Martin Schulz on Sunday officially became Chancellor Angela Merkel’s chief challenger in Germany’s September general election and will lay out his plans for unseating the world’s most powerful woman.
The Social Democrat, already credited with giving his ailing party a strong shot in the arm, will be anointed the leader of the Social Democratic Party (SPD) and standard bearer at a one-day congress in Berlin.
German media predicted he could garner more than 90 percent of the vote from the country’s oldest political party.
In a speech to the SPD rank and file, Schulz will attempt to harness his momentum against Merkel, whose conservatives just a few months ago had an apparently invincible lead in the polls.
Speaking on Saturday, Schulz said he hoped to win a vote of confidence with the backing of “a large majority” of party faithful.
His decision to leave the European Parliament, which he headed for five years, and be a candidate to lead Germany has given the Social Democrats a new lease of life since party leader Sigmar Gabriel asked him to take the reins in January.
“It’s been encouraging to see in the last few weeks that people are hopeful again that the Social Democrats have a shot,” Schulz told Berlin public radio RBB this week.
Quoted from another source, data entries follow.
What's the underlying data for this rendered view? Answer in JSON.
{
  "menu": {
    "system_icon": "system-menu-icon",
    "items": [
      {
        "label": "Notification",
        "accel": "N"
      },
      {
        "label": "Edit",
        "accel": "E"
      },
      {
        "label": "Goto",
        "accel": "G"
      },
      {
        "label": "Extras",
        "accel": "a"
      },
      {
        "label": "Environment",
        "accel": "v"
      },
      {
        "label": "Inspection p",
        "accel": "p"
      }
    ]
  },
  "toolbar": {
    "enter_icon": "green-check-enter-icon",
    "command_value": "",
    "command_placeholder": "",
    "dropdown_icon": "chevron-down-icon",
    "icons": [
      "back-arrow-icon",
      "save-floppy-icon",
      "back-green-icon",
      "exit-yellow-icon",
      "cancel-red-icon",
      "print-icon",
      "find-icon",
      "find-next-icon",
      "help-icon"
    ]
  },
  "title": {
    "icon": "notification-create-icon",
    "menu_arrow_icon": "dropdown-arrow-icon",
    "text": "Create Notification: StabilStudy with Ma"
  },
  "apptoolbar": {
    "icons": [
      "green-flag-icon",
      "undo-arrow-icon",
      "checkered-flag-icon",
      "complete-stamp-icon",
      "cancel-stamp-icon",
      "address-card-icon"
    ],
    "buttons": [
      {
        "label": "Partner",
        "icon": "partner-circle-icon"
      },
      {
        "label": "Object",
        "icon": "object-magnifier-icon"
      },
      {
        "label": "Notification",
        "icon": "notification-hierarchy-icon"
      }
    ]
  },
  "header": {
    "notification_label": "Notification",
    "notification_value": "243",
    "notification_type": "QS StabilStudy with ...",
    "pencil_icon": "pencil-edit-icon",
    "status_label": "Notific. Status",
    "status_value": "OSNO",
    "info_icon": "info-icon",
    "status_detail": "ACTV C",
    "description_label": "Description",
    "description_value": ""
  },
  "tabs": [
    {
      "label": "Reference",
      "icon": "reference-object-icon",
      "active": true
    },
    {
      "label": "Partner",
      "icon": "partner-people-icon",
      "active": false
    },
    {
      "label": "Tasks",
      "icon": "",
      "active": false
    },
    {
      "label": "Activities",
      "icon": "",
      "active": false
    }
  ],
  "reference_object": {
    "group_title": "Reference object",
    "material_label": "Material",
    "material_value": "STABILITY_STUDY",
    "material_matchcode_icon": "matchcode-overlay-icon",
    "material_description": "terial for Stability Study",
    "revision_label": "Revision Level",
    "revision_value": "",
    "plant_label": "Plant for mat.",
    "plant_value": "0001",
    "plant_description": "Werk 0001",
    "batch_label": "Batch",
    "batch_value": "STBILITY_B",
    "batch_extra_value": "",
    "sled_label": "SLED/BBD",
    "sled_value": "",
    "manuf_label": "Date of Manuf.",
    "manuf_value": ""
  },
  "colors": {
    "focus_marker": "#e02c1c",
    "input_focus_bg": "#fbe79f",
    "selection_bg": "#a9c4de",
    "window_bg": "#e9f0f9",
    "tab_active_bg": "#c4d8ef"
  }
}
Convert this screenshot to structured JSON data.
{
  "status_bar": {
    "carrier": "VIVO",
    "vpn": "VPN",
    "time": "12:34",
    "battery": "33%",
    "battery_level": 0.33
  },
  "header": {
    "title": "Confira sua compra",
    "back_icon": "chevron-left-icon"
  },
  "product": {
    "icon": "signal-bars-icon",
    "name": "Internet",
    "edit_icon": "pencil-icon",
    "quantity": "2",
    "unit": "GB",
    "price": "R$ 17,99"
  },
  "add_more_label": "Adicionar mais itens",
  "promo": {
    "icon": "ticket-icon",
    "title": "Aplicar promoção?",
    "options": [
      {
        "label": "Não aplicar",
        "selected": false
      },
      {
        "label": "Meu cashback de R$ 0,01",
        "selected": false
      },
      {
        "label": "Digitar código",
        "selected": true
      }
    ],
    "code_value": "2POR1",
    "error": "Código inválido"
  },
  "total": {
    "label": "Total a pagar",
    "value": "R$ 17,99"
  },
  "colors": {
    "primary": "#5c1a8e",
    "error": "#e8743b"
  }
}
Opinion surveys have recorded a 10-point jump for the SPD in recent weeks and some polls put it ahead of the conservative bloc of Merkel, who is trying to win a fourth term.
The congress will fire the starting gun for the national election campaign and the race for three state polls, the first of which will be held in Saarland on the French border, on March 26.